Exercise
Check each line of the entries below for the string "this"; copy every line where it appears.

Items listed in a dataset
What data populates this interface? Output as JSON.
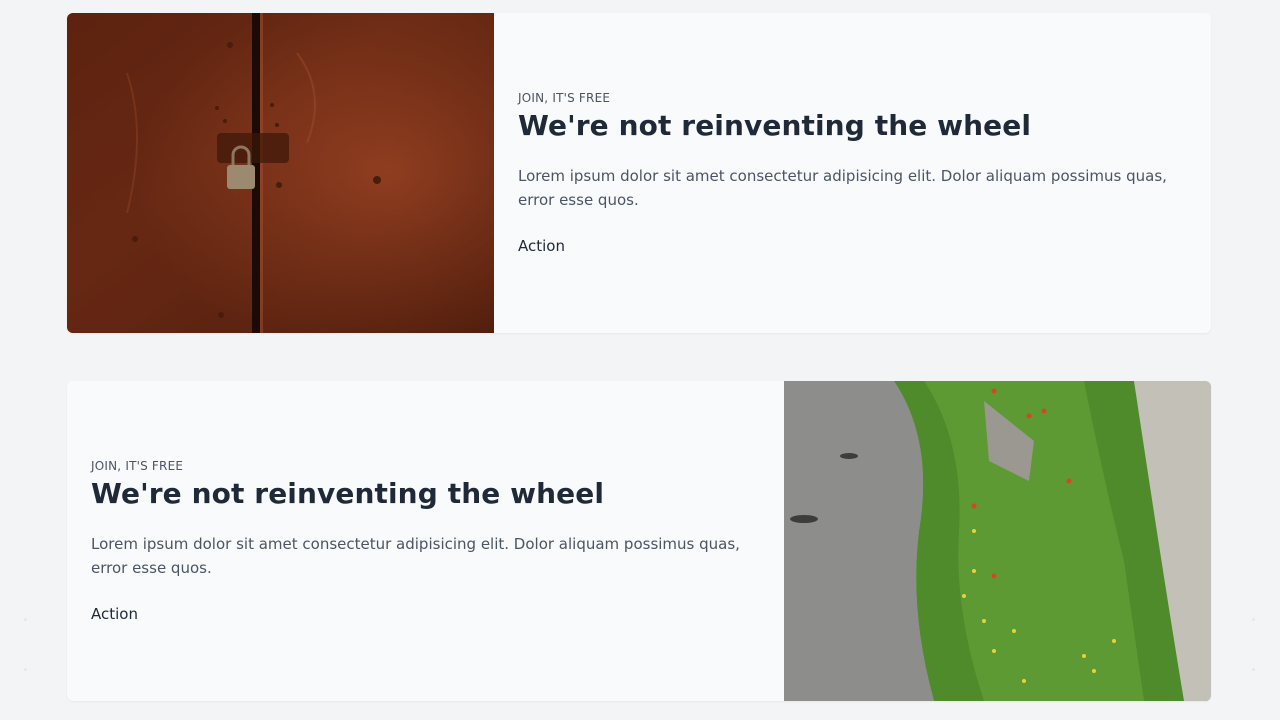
{
  "cards": [
    {
      "eyebrow": "Join, it's free",
      "title": "We're not reinventing the wheel",
      "description": "Lorem ipsum dolor sit amet consectetur adipisicing elit. Dolor aliquam possimus quas, error esse quos.",
      "action_label": "Action",
      "image": "rusty-red-door-with-padlock"
    },
    {
      "eyebrow": "Join, it's free",
      "title": "We're not reinventing the wheel",
      "description": "Lorem ipsum dolor sit amet consectetur adipisicing elit. Dolor aliquam possimus quas, error esse quos.",
      "action_label": "Action",
      "image": "road-with-grass-and-flowers"
    }
  ],
  "colors": {
    "page_bg": "#f3f4f6",
    "card_bg": "#f8fafc",
    "title": "#1f2937",
    "text": "#4b5563"
  }
}
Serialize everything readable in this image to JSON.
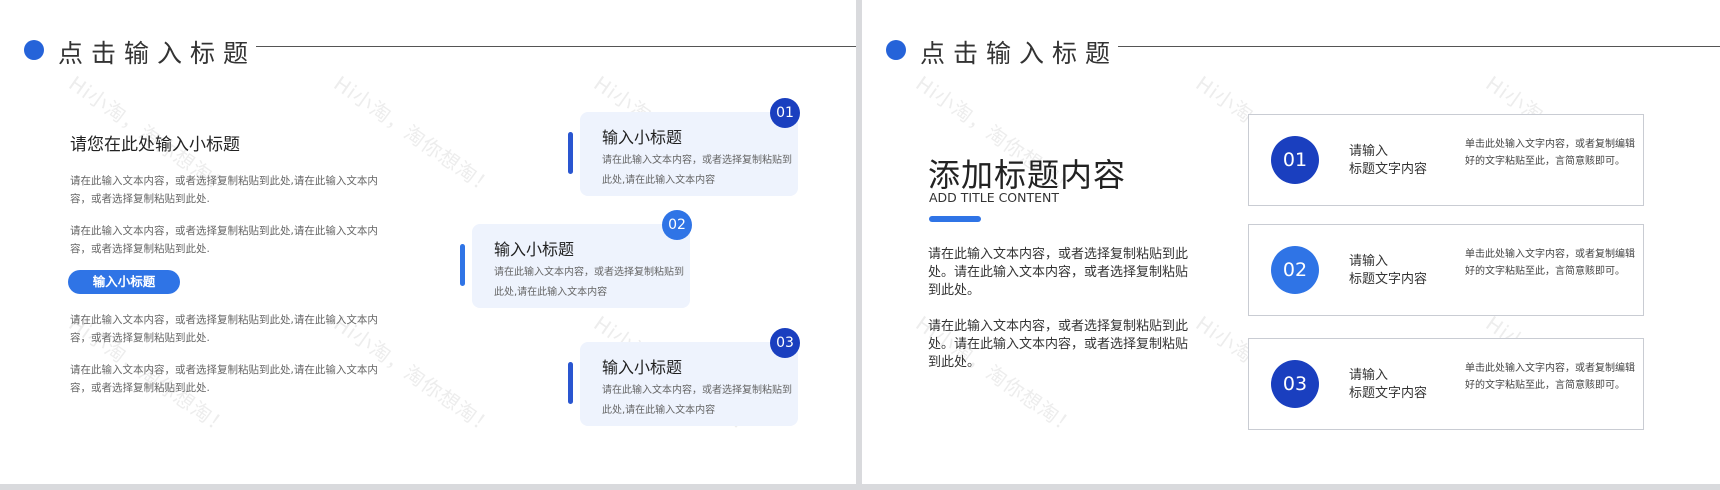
{
  "watermark": "Hi小淘，淘你想淘！",
  "left_slide": {
    "title": "点击输入标题",
    "subheading": "请您在此处输入小标题",
    "paragraphs": [
      "请在此输入文本内容，或者选择复制粘贴到此处,请在此输入文本内容，或者选择复制粘贴到此处.",
      "请在此输入文本内容，或者选择复制粘贴到此处,请在此输入文本内容，或者选择复制粘贴到此处.",
      "请在此输入文本内容，或者选择复制粘贴到此处,请在此输入文本内容，或者选择复制粘贴到此处.",
      "请在此输入文本内容，或者选择复制粘贴到此处,请在此输入文本内容，或者选择复制粘贴到此处."
    ],
    "pill_label": "输入小标题",
    "cards": [
      {
        "number": "01",
        "title": "输入小标题",
        "text": "请在此输入文本内容，或者选择复制粘贴到此处,请在此输入文本内容"
      },
      {
        "number": "02",
        "title": "输入小标题",
        "text": "请在此输入文本内容，或者选择复制粘贴到此处,请在此输入文本内容"
      },
      {
        "number": "03",
        "title": "输入小标题",
        "text": "请在此输入文本内容，或者选择复制粘贴到此处,请在此输入文本内容"
      }
    ]
  },
  "right_slide": {
    "title": "点击输入标题",
    "big_title": "添加标题内容",
    "en_title": "ADD TITLE CONTENT",
    "paragraphs": [
      "请在此输入文本内容，或者选择复制粘贴到此处。请在此输入文本内容，或者选择复制粘贴到此处。",
      "请在此输入文本内容，或者选择复制粘贴到此处。请在此输入文本内容，或者选择复制粘贴到此处。"
    ],
    "items": [
      {
        "number": "01",
        "label_line1": "请输入",
        "label_line2": "标题文字内容",
        "desc": "单击此处输入文字内容，或者复制编辑好的文字粘贴至此，言简意赅即可。"
      },
      {
        "number": "02",
        "label_line1": "请输入",
        "label_line2": "标题文字内容",
        "desc": "单击此处输入文字内容，或者复制编辑好的文字粘贴至此，言简意赅即可。"
      },
      {
        "number": "03",
        "label_line1": "请输入",
        "label_line2": "标题文字内容",
        "desc": "单击此处输入文字内容，或者复制编辑好的文字粘贴至此，言简意赅即可。"
      }
    ]
  },
  "colors": {
    "primary": "#2563d9",
    "badge_dark": "#1a3fbf",
    "badge_mid": "#2f74e6",
    "card_bg": "#eef3fd"
  }
}
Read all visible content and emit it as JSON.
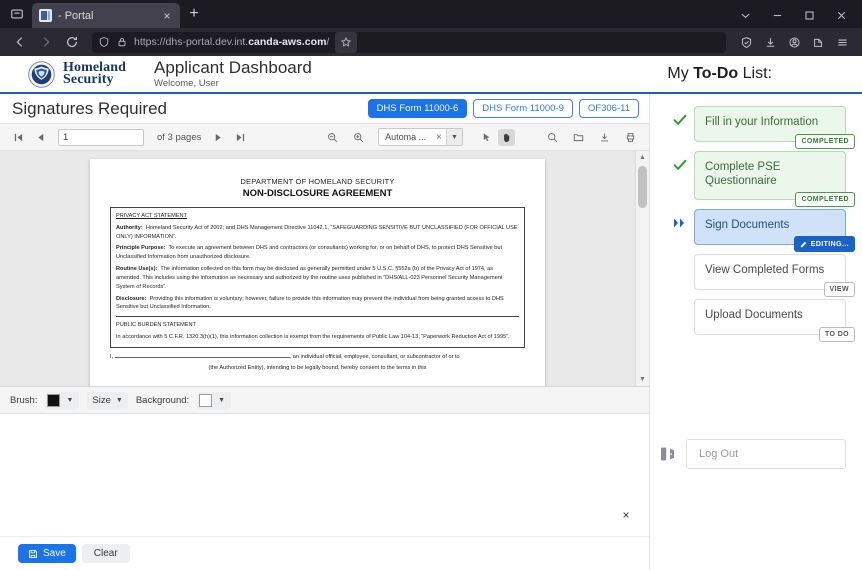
{
  "browser": {
    "tab_title": "- Portal",
    "url_display_prefix": "https://dhs-portal.dev.int.",
    "url_display_domain": "canda-aws.com",
    "url_display_suffix": "/",
    "new_tab_label": "+",
    "close_tab_label": "×"
  },
  "header": {
    "agency_line1": "Homeland",
    "agency_line2": "Security",
    "app_title": "Applicant Dashboard",
    "welcome": "Welcome, User",
    "todo_heading_pre": "My ",
    "todo_heading_bold": "To-Do",
    "todo_heading_post": " List:"
  },
  "signatures": {
    "title": "Signatures Required",
    "form_tabs": [
      {
        "label": "DHS Form 11000-6",
        "active": true
      },
      {
        "label": "DHS Form 11000-9",
        "active": false
      },
      {
        "label": "OF306-11",
        "active": false
      }
    ]
  },
  "pdf_toolbar": {
    "page_value": "1",
    "page_total_label": "of 3 pages",
    "zoom_value": "Automa ...",
    "zoom_clear": "×",
    "zoom_caret": "▼",
    "icons": {
      "first_page": "first-page-icon",
      "prev_page": "prev-page-icon",
      "next_page": "next-page-icon",
      "last_page": "last-page-icon",
      "zoom_out": "zoom-out-icon",
      "zoom_in": "zoom-in-icon",
      "select_tool": "cursor-select-icon",
      "pan_tool": "hand-pan-icon",
      "find": "search-icon",
      "open_file": "open-file-icon",
      "download": "download-icon",
      "print": "print-icon"
    }
  },
  "document": {
    "agency": "DEPARTMENT OF HOMELAND SECURITY",
    "title": "NON-DISCLOSURE AGREEMENT",
    "privacy_heading": "PRIVACY ACT STATEMENT",
    "authority_label": "Authority:",
    "authority_text": "Homeland Security Act of 2002; and DHS Management Directive 11042.1, “SAFEGUARDING SENSITIVE BUT UNCLASSIFIED (FOR OFFICIAL USE ONLY) INFORMATION”.",
    "principle_label": "Principle Purpose:",
    "principle_text": "To execute an agreement between DHS and contractors (or consultants) working for, or on behalf of DHS, to protect DHS Sensitive but Unclassified Information from unauthorized disclosure.",
    "routine_label": "Routine Use(s):",
    "routine_text": "The information collected on this form may be disclosed as generally permitted under 5 U.S.C. §552a (b) of the Privacy Act of 1974, as amended. This includes using the information as necessary and authorized by the routine uses published in “DHS/ALL-023 Personnel Security Management System of Records”.",
    "disclosure_label": "Disclosure:",
    "disclosure_text": "Providing this information is voluntary; however, failure to provide this information may prevent the individual from being granted access to DHS Sensitive but Unclassified Information.",
    "burden_heading": "PUBLIC BURDEN STATEMENT",
    "burden_text": "In accordance with 5 C.F.R. 1320.3(h)(1), this information collection is exempt from the requirements of Public Law 104-13, “Paperwork Reduction Act of 1995”.",
    "consent_start": "I,",
    "consent_mid": ", an individual official, employee, consultant, or subcontractor of or to",
    "consent_line2": "(the Authorized Entity), intending to be legally bound, hereby consent to the terms in this"
  },
  "signature_tools": {
    "brush_label": "Brush:",
    "brush_color": "#111111",
    "size_label": "Size",
    "background_label": "Background:",
    "background_color": "#ffffff",
    "caret": "▼",
    "close_canvas": "×",
    "save_label": "Save",
    "clear_label": "Clear"
  },
  "todo": {
    "items": [
      {
        "label": "Fill in your Information",
        "badge": "COMPLETED",
        "state": "done"
      },
      {
        "label": "Complete PSE Questionnaire",
        "badge": "COMPLETED",
        "state": "done"
      },
      {
        "label": "Sign Documents",
        "badge": "EDITING...",
        "state": "active"
      },
      {
        "label": "View Completed Forms",
        "badge": "VIEW",
        "state": "idle"
      },
      {
        "label": "Upload Documents",
        "badge": "TO DO",
        "state": "idle"
      }
    ],
    "logout_label": "Log Out"
  },
  "colors": {
    "accent_blue": "#1a73e8",
    "dhs_navy": "#17365d",
    "completed_green": "#2f7d2f",
    "active_blue_bg": "#cfe2f7"
  }
}
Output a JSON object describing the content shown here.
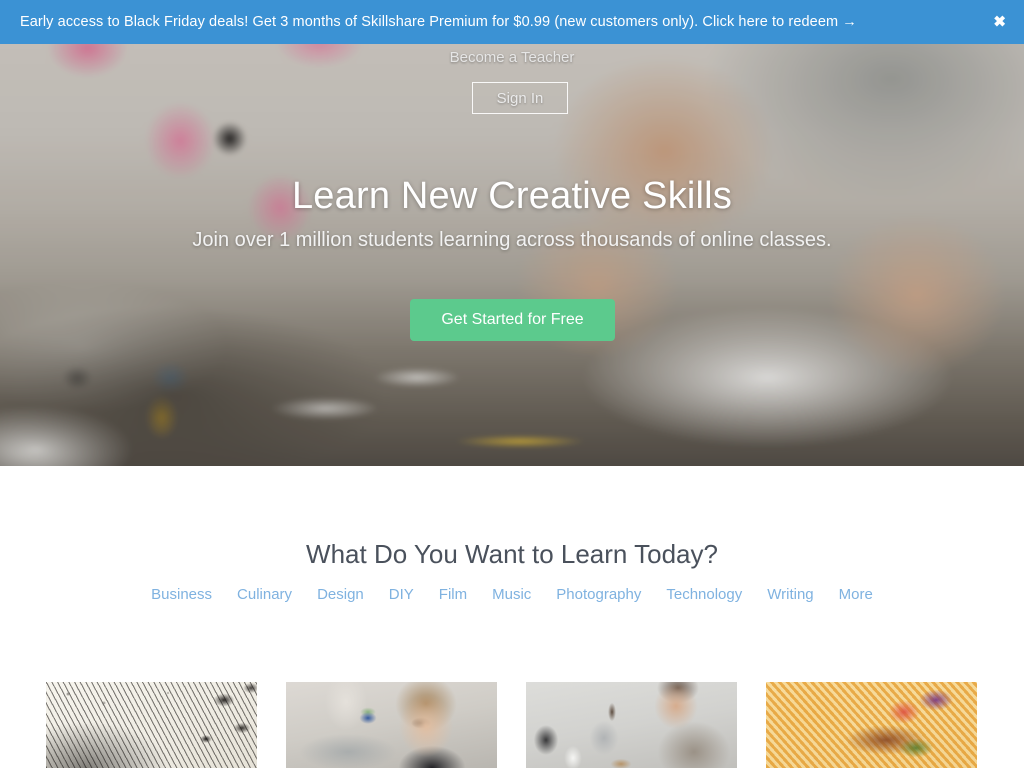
{
  "banner": {
    "text": "Early access to Black Friday deals! Get 3 months of Skillshare Premium for $0.99 (new customers only). Click here to redeem →",
    "close_icon": "close-icon",
    "close_glyph": "✖",
    "background_color": "#3b92d4",
    "text_color": "#ffffff"
  },
  "header": {
    "become_teacher_label": "Become a Teacher",
    "sign_in_label": "Sign In"
  },
  "hero": {
    "title": "Learn New Creative Skills",
    "subtitle": "Join over 1 million students learning across thousands of online classes.",
    "cta_label": "Get Started for Free",
    "cta_color": "#5cca8d",
    "photo_description": "blurred photo of hands sketching on a sketchpad at a desk with markers"
  },
  "learn_section": {
    "title": "What Do You Want to Learn Today?",
    "title_color": "#4a515c",
    "link_color": "#7fb2e0",
    "categories": [
      {
        "label": "Business"
      },
      {
        "label": "Culinary"
      },
      {
        "label": "Design"
      },
      {
        "label": "DIY"
      },
      {
        "label": "Film"
      },
      {
        "label": "Music"
      },
      {
        "label": "Photography"
      },
      {
        "label": "Technology"
      },
      {
        "label": "Writing"
      },
      {
        "label": "More"
      }
    ],
    "cards": [
      {
        "thumb": "ink-wave-drawing-thumbnail"
      },
      {
        "thumb": "woman-with-glasses-thumbnail"
      },
      {
        "thumb": "coffee-brewing-thumbnail"
      },
      {
        "thumb": "burger-and-fries-thumbnail"
      }
    ]
  }
}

Reply to the exercise
What data populates this interface? Output as JSON.
Serialize everything readable in this image to JSON.
    "routine_text": "The information collected on this form may be disclosed as generally permitted under 5 U.S.C. §552a (b) of the Privacy Act of 1974, as amended. This includes using the information as necessary and authorized by the routine uses published in “DHS/ALL-023 Personnel Security Management System of Records”.",
    "disclosure_text": "Providing this information is voluntary; however, failure to provide this information may prevent the individual from being granted access to DHS Sensitive but Unclassified Information.",
    "burden_text": "In accordance with 5 C.F.R. 1320.3(h)(1), this information collection is exempt from the requirements of Public Law 104-13, “Paperwork Reduction Act of 1995”.",
    "consent_line2": "(the Authorized Entity), intending to be legally bound, hereby consent to the terms in this"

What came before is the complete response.